A published, apparently pre-Columbian, Chilean specimen and six pre-European Polynesian specimens also cluster with the same European/Indian subcontinental/Southeast Asian sequences, providing no support for a Polynesian introduction of chickens to South America. In contrast, sequences from two archaeological sites on Easter Island group with an uncommon haplogroup from Indonesia, Japan, and China and may represent a genetic signature of an early Polynesian dispersal. Modeling of the potential marine carbon contribution to the Chilean archaeological specimen casts further doubt on claims for pre-Columbian chickens, and definitive proof will require further analyses of ancient DNA sequences and radiocarbon and stable isotope data from archaeological excavations within both Chile and Polynesia.
Knowledge of the traditional Polynesian methods of navigation were largely lost after contact with and colonization by Europeans. This left the problem of accounting for the presence of the Polynesians in such isolated and scattered parts of the Pacific. By the late 19th century to the early 20th century a more generous view of Polynesian navigation had come into favor, perhaps creating a romantic picture of their canoes, seamanship and navigational expertise.
In the mid to late 1960s, scholars began testing sailing and paddling experiments related to Polynesian navigation: David Lewis sailed his catamaran from Tahiti to New Zealand using stellar navigation without instruments and Ben Finney built a 40-foot replica of a Hawaiian double canoe "Nalehia" and tested it in Hawaii. Meanwhile, Micronesian ethnographic research in the Caroline Islands revealed that traditional stellar navigational methods were still in every day use. Recent re-creations of Polynesian voyaging have used methods based largely on Micronesian methods and the teachings of a Micronesian navigator, Mau Piailug.
It is probable that the Polynesian navigators employed a whole range of techniques including use of the stars, the movement of ocean currents and wave patterns, the air and sea interference patterns caused by islands and atolls, the flight of birds, the winds and the weather. Scientists think that long-distance Polynesian voyaging followed the seasonal paths of birds. There are some references in their oral traditions to the flight of birds and some say that there were range marks onshore pointing to distant islands in line with these flyways. One theory is that they would have taken a frigatebird with them. These birds refuse to land on the water as their feathers will become waterlogged making it impossible to fly. When the voyagers thought they were close to land they may have released the bird, which would either fly towards land or else return to the canoe. It is likely that the Polynesians also used wave and swell formations to navigate. It is thought that the Polynesian navigators may have measured the time it took to sail between islands in "canoe-days’’ or a similar type of expression.

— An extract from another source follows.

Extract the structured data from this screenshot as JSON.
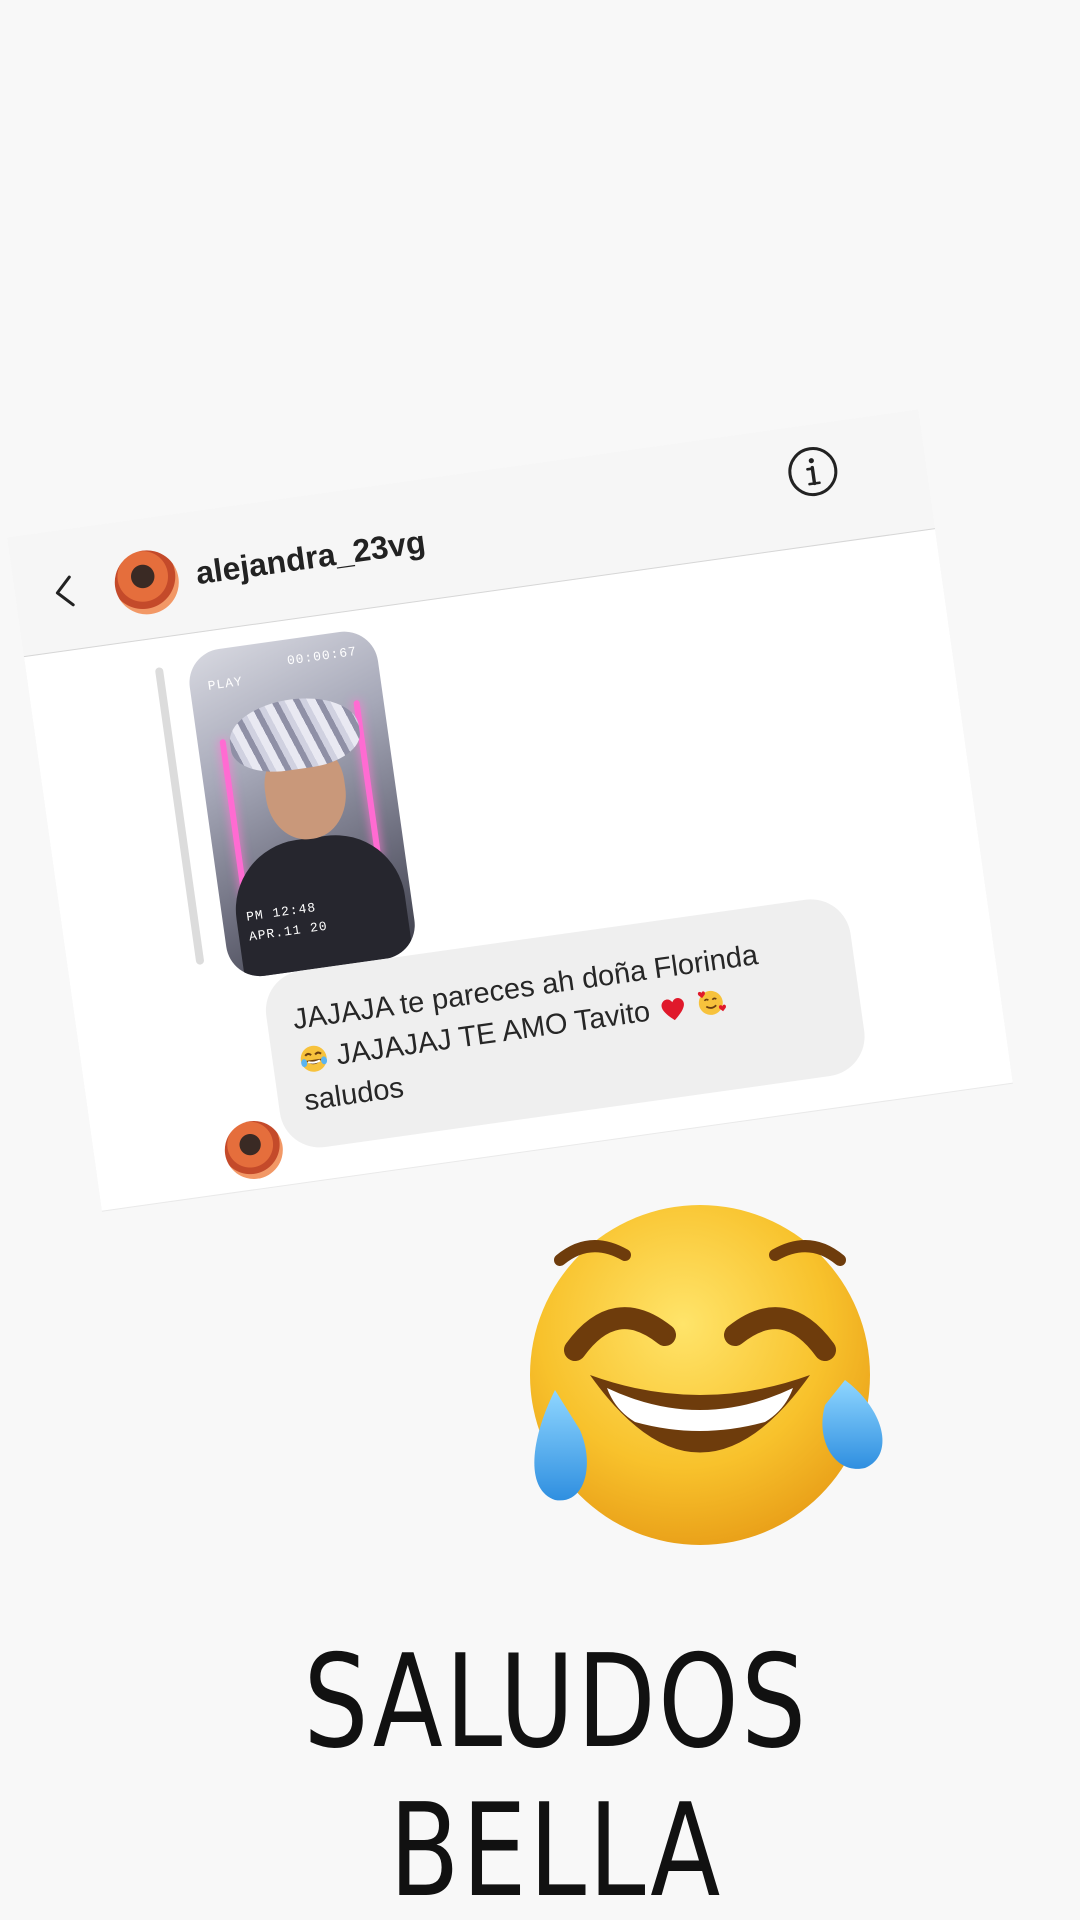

Also, people of the Marshall Islands used special devices called stick charts, showing the places and directions of swells and wave-breaks, with tiny seashells affixed to them to mark the positions of islands along the way. Materials for these maps were readily available on beaches, and their making was simple; however, their effective use needed years and years of study.
The following are the islands and island groups, either nations or subnational territories, that are of native Polynesian culture. Some islands of Polynesian origin are outside the general triangle that geographically defines the region.